• _What you need to do_
Keep the pictures out. Write out every line of the listing exactly.

• _Supplied data_
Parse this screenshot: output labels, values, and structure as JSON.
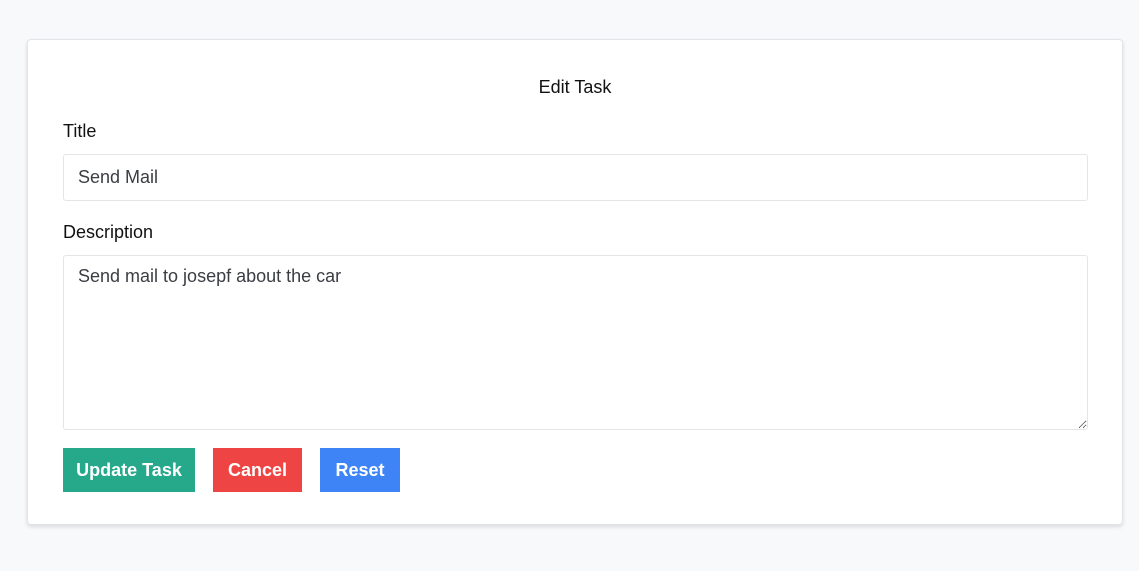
{
  "form": {
    "heading": "Edit Task",
    "title_label": "Title",
    "title_value": "Send Mail",
    "description_label": "Description",
    "description_value": "Send mail to josepf about the car"
  },
  "buttons": {
    "update_label": "Update Task",
    "cancel_label": "Cancel",
    "reset_label": "Reset"
  },
  "colors": {
    "update": "#26a88a",
    "cancel": "#ee4444",
    "reset": "#3f84f6",
    "page_background": "#f8f9fb"
  }
}
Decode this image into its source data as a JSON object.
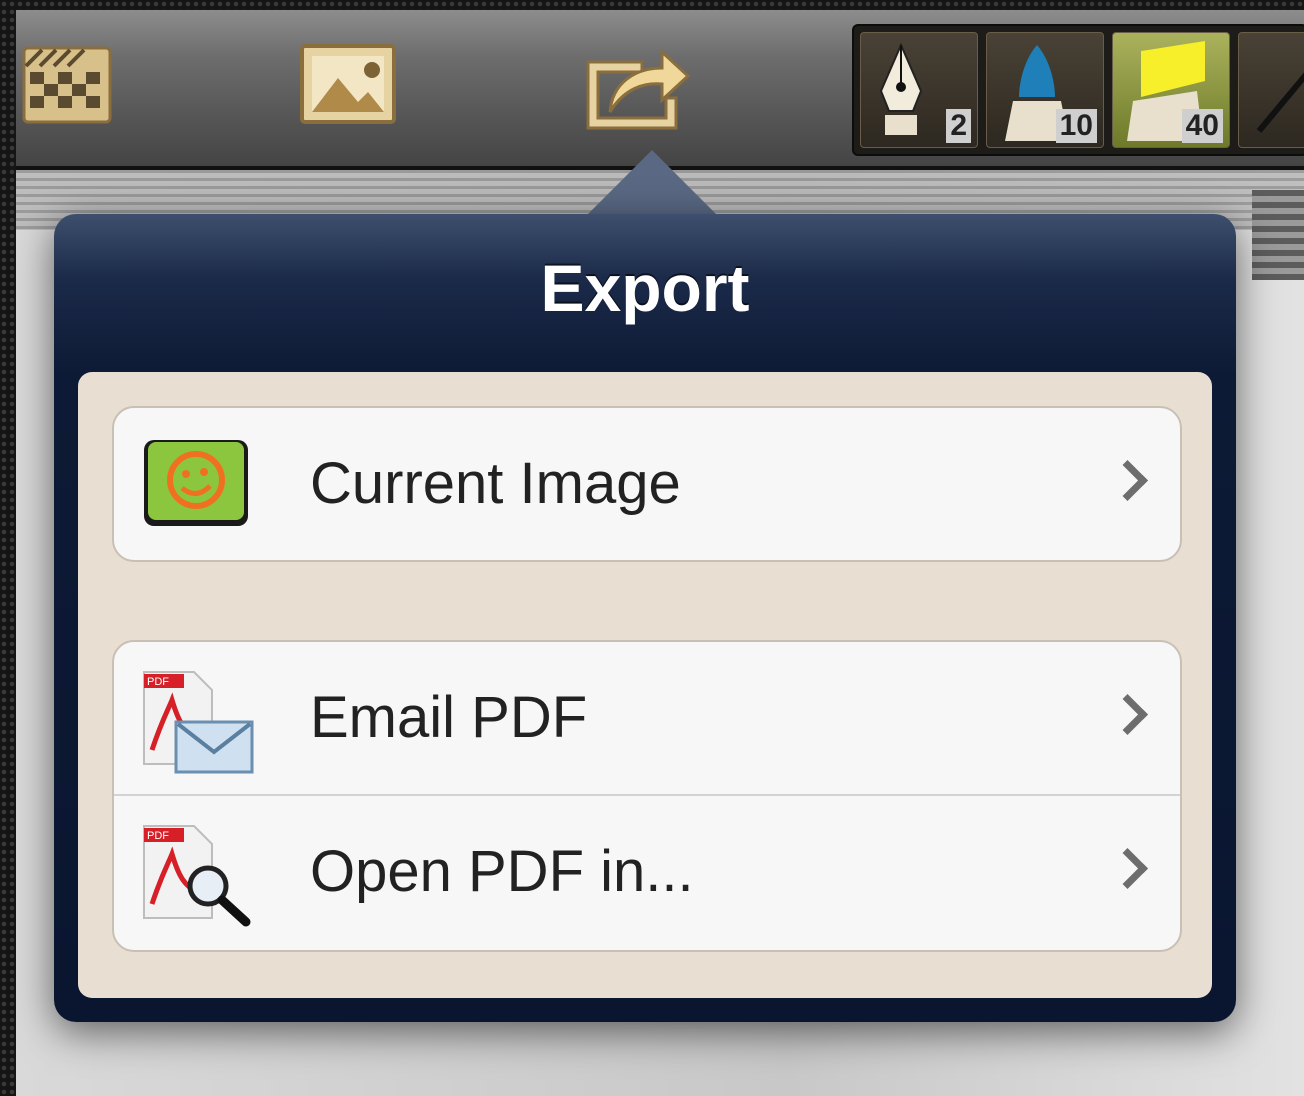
{
  "toolbar": {
    "icons": [
      "checker-icon",
      "picture-icon",
      "share-icon"
    ],
    "brushes": [
      {
        "name": "pen",
        "size": "2"
      },
      {
        "name": "marker",
        "size": "10"
      },
      {
        "name": "highlighter",
        "size": "40"
      },
      {
        "name": "pencil",
        "size": ""
      }
    ]
  },
  "popover": {
    "title": "Export",
    "items": [
      {
        "label": "Current Image",
        "icon": "app-image-icon"
      },
      {
        "label": "Email PDF",
        "icon": "pdf-email-icon"
      },
      {
        "label": "Open PDF in...",
        "icon": "pdf-search-icon"
      }
    ]
  },
  "colors": {
    "popover_header": "#0d1a35",
    "body_background": "#e8dfd2",
    "selected_brush": "#aab25c",
    "app_icon_green": "#8cc63f",
    "app_icon_orange": "#f07022",
    "pdf_red": "#d61f26"
  }
}
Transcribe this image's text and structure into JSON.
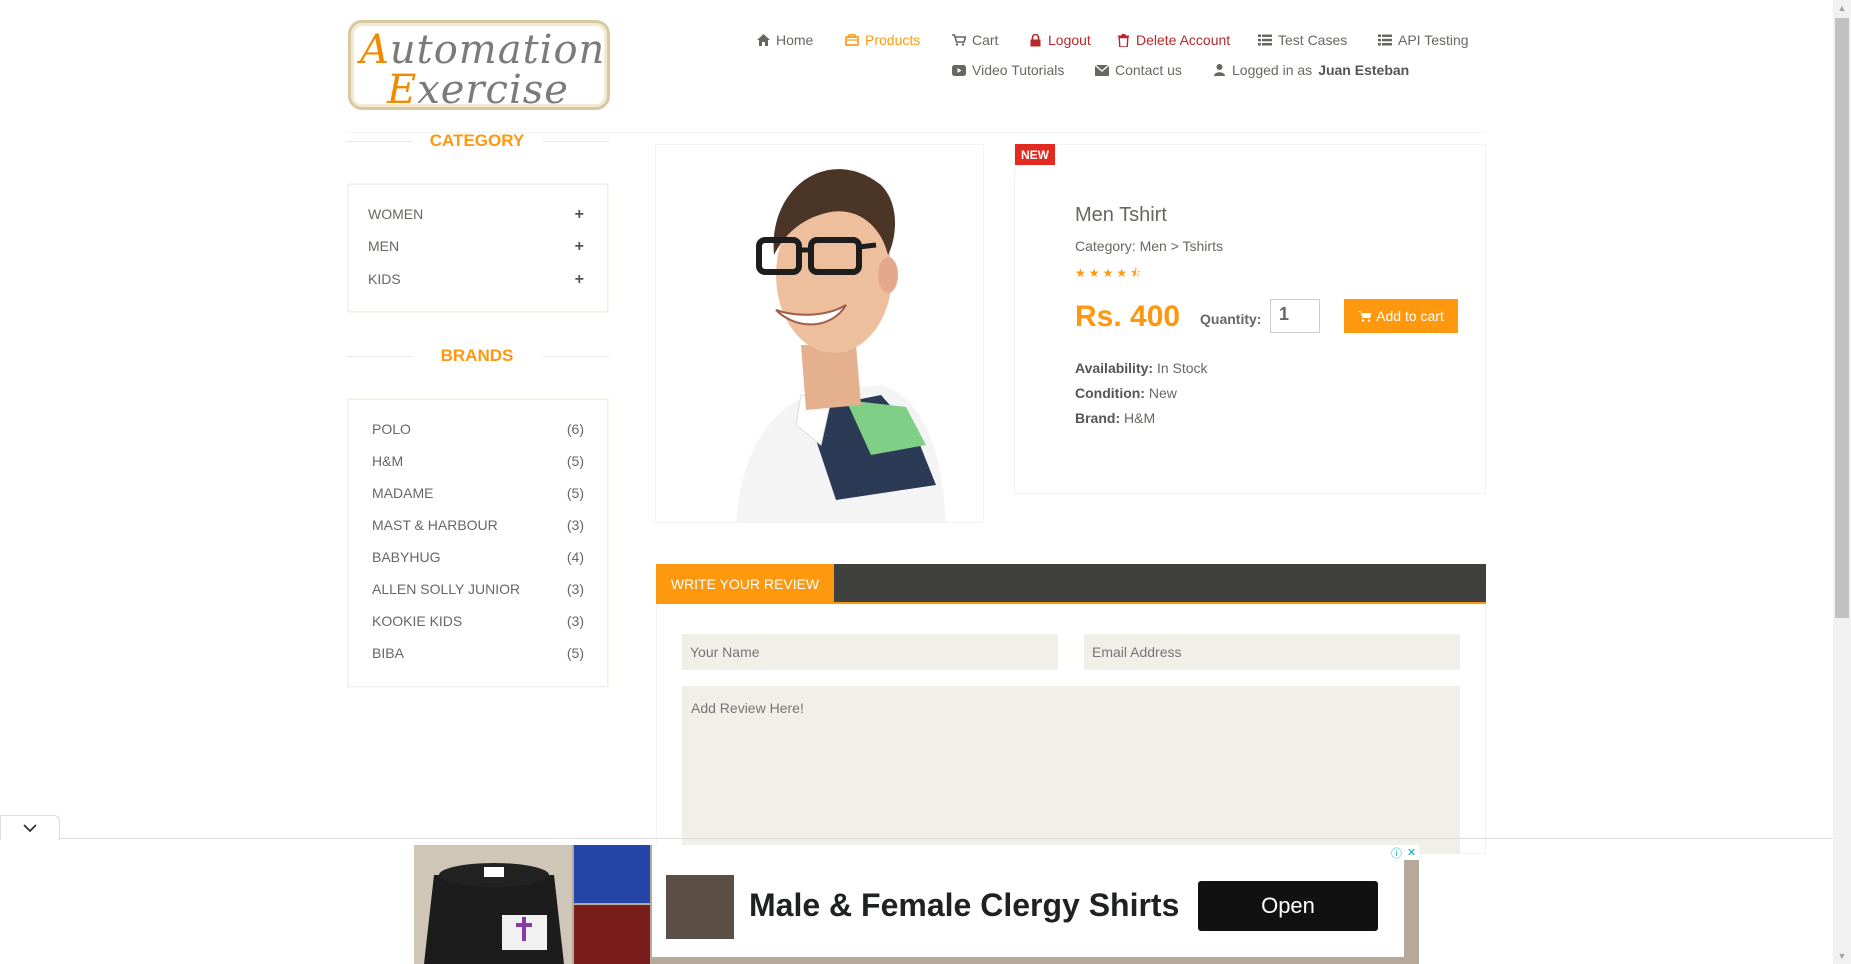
{
  "logo": {
    "line1_cap": "A",
    "line1_rest": "utomation",
    "line2_cap": "E",
    "line2_rest": "xercise"
  },
  "nav": {
    "home": "Home",
    "products": "Products",
    "cart": "Cart",
    "logout": "Logout",
    "delete_account": "Delete Account",
    "test_cases": "Test Cases",
    "api_testing": "API Testing",
    "video_tutorials": "Video Tutorials",
    "contact_us": "Contact us",
    "logged_in_prefix": "Logged in as",
    "logged_in_user": "Juan Esteban"
  },
  "sidebar": {
    "category_title": "CATEGORY",
    "categories": [
      {
        "label": "WOMEN",
        "expand": "+"
      },
      {
        "label": "MEN",
        "expand": "+"
      },
      {
        "label": "KIDS",
        "expand": "+"
      }
    ],
    "brands_title": "BRANDS",
    "brands": [
      {
        "name": "POLO",
        "count": "(6)"
      },
      {
        "name": "H&M",
        "count": "(5)"
      },
      {
        "name": "MADAME",
        "count": "(5)"
      },
      {
        "name": "MAST & HARBOUR",
        "count": "(3)"
      },
      {
        "name": "BABYHUG",
        "count": "(4)"
      },
      {
        "name": "ALLEN SOLLY JUNIOR",
        "count": "(3)"
      },
      {
        "name": "KOOKIE KIDS",
        "count": "(3)"
      },
      {
        "name": "BIBA",
        "count": "(5)"
      }
    ]
  },
  "product": {
    "badge": "NEW",
    "name": "Men Tshirt",
    "category": "Category: Men > Tshirts",
    "rating": 4.5,
    "price": "Rs. 400",
    "quantity_label": "Quantity:",
    "quantity_value": "1",
    "add_to_cart": "Add to cart",
    "availability_label": "Availability:",
    "availability_value": "In Stock",
    "condition_label": "Condition:",
    "condition_value": "New",
    "brand_label": "Brand:",
    "brand_value": "H&M"
  },
  "review": {
    "tab_label": "WRITE YOUR REVIEW",
    "name_placeholder": "Your Name",
    "email_placeholder": "Email Address",
    "review_placeholder": "Add Review Here!"
  },
  "ad": {
    "title": "Male & Female Clergy Shirts",
    "button": "Open"
  },
  "colors": {
    "accent": "#FE980F",
    "logout_red": "#B8282C",
    "badge_red": "#E32A20",
    "review_bar": "#40403E"
  }
}
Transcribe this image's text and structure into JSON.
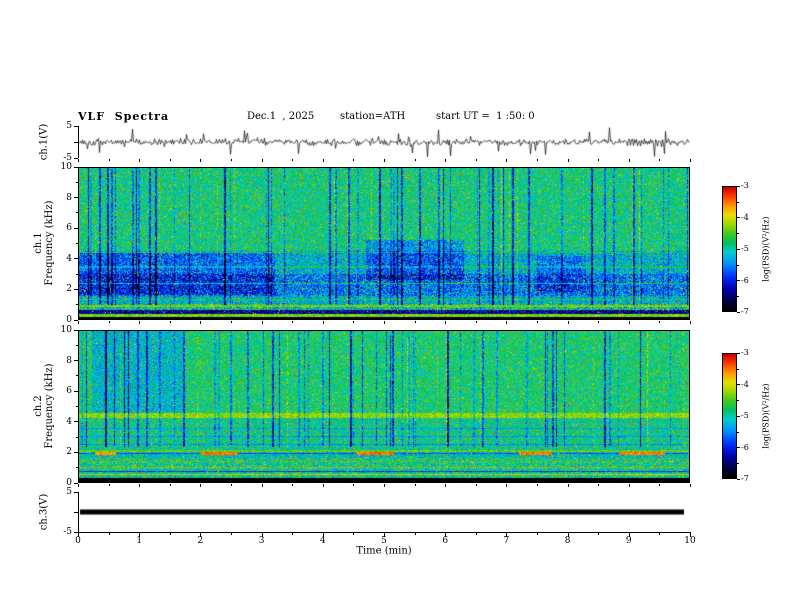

• _Task answer_
Parse this screenshot: output labels, values, and structure as JSON.
{
  "form": {
    "heading": "Edit Task",
    "title_label": "Title",
    "title_value": "Send Mail",
    "description_label": "Description",
    "description_value": "Send mail to josepf about the car"
  },
  "buttons": {
    "update_label": "Update Task",
    "cancel_label": "Cancel",
    "reset_label": "Reset"
  },
  "colors": {
    "update": "#26a88a",
    "cancel": "#ee4444",
    "reset": "#3f84f6",
    "page_background": "#f8f9fb"
  }
}
Decode this image into its source data as a JSON object.
{
  "toolbar": {
    "icons": [
      "checker-icon",
      "picture-icon",
      "share-icon"
    ],
    "brushes": [
      {
        "name": "pen",
        "size": "2"
      },
      {
        "name": "marker",
        "size": "10"
      },
      {
        "name": "highlighter",
        "size": "40"
      },
      {
        "name": "pencil",
        "size": ""
      }
    ]
  },
  "popover": {
    "title": "Export",
    "items": [
      {
        "label": "Current Image",
        "icon": "app-image-icon"
      },
      {
        "label": "Email PDF",
        "icon": "pdf-email-icon"
      },
      {
        "label": "Open PDF in...",
        "icon": "pdf-search-icon"
      }
    ]
  },
  "colors": {
    "popover_header": "#0d1a35",
    "body_background": "#e8dfd2",
    "selected_brush": "#aab25c",
    "app_icon_green": "#8cc63f",
    "app_icon_orange": "#f07022",
    "pdf_red": "#d61f26"
  }
}
Transcribe this image's text and structure into JSON.
{
  "logo": {
    "line1_cap": "A",
    "line1_rest": "utomation",
    "line2_cap": "E",
    "line2_rest": "xercise"
  },
  "nav": {
    "home": "Home",
    "products": "Products",
    "cart": "Cart",
    "logout": "Logout",
    "delete_account": "Delete Account",
    "test_cases": "Test Cases",
    "api_testing": "API Testing",
    "video_tutorials": "Video Tutorials",
    "contact_us": "Contact us",
    "logged_in_prefix": "Logged in as",
    "logged_in_user": "Juan Esteban"
  },
  "sidebar": {
    "category_title": "CATEGORY",
    "categories": [
      {
        "label": "WOMEN",
        "expand": "+"
      },
      {
        "label": "MEN",
        "expand": "+"
      },
      {
        "label": "KIDS",
        "expand": "+"
      }
    ],
    "brands_title": "BRANDS",
    "brands": [
      {
        "name": "POLO",
        "count": "(6)"
      },
      {
        "name": "H&M",
        "count": "(5)"
      },
      {
        "name": "MADAME",
        "count": "(5)"
      },
      {
        "name": "MAST & HARBOUR",
        "count": "(3)"
      },
      {
        "name": "BABYHUG",
        "count": "(4)"
      },
      {
        "name": "ALLEN SOLLY JUNIOR",
        "count": "(3)"
      },
      {
        "name": "KOOKIE KIDS",
        "count": "(3)"
      },
      {
        "name": "BIBA",
        "count": "(5)"
      }
    ]
  },
  "product": {
    "badge": "NEW",
    "name": "Men Tshirt",
    "category": "Category: Men > Tshirts",
    "rating": 4.5,
    "price": "Rs. 400",
    "quantity_label": "Quantity:",
    "quantity_value": "1",
    "add_to_cart": "Add to cart",
    "availability_label": "Availability:",
    "availability_value": "In Stock",
    "condition_label": "Condition:",
    "condition_value": "New",
    "brand_label": "Brand:",
    "brand_value": "H&M"
  },
  "review": {
    "tab_label": "WRITE YOUR REVIEW",
    "name_placeholder": "Your Name",
    "email_placeholder": "Email Address",
    "review_placeholder": "Add Review Here!"
  },
  "ad": {
    "title": "Male & Female Clergy Shirts",
    "button": "Open"
  },
  "colors": {
    "accent": "#FE980F",
    "logout_red": "#B8282C",
    "badge_red": "#E32A20",
    "review_bar": "#40403E"
  }
}
Transcribe this image's text and structure into JSON.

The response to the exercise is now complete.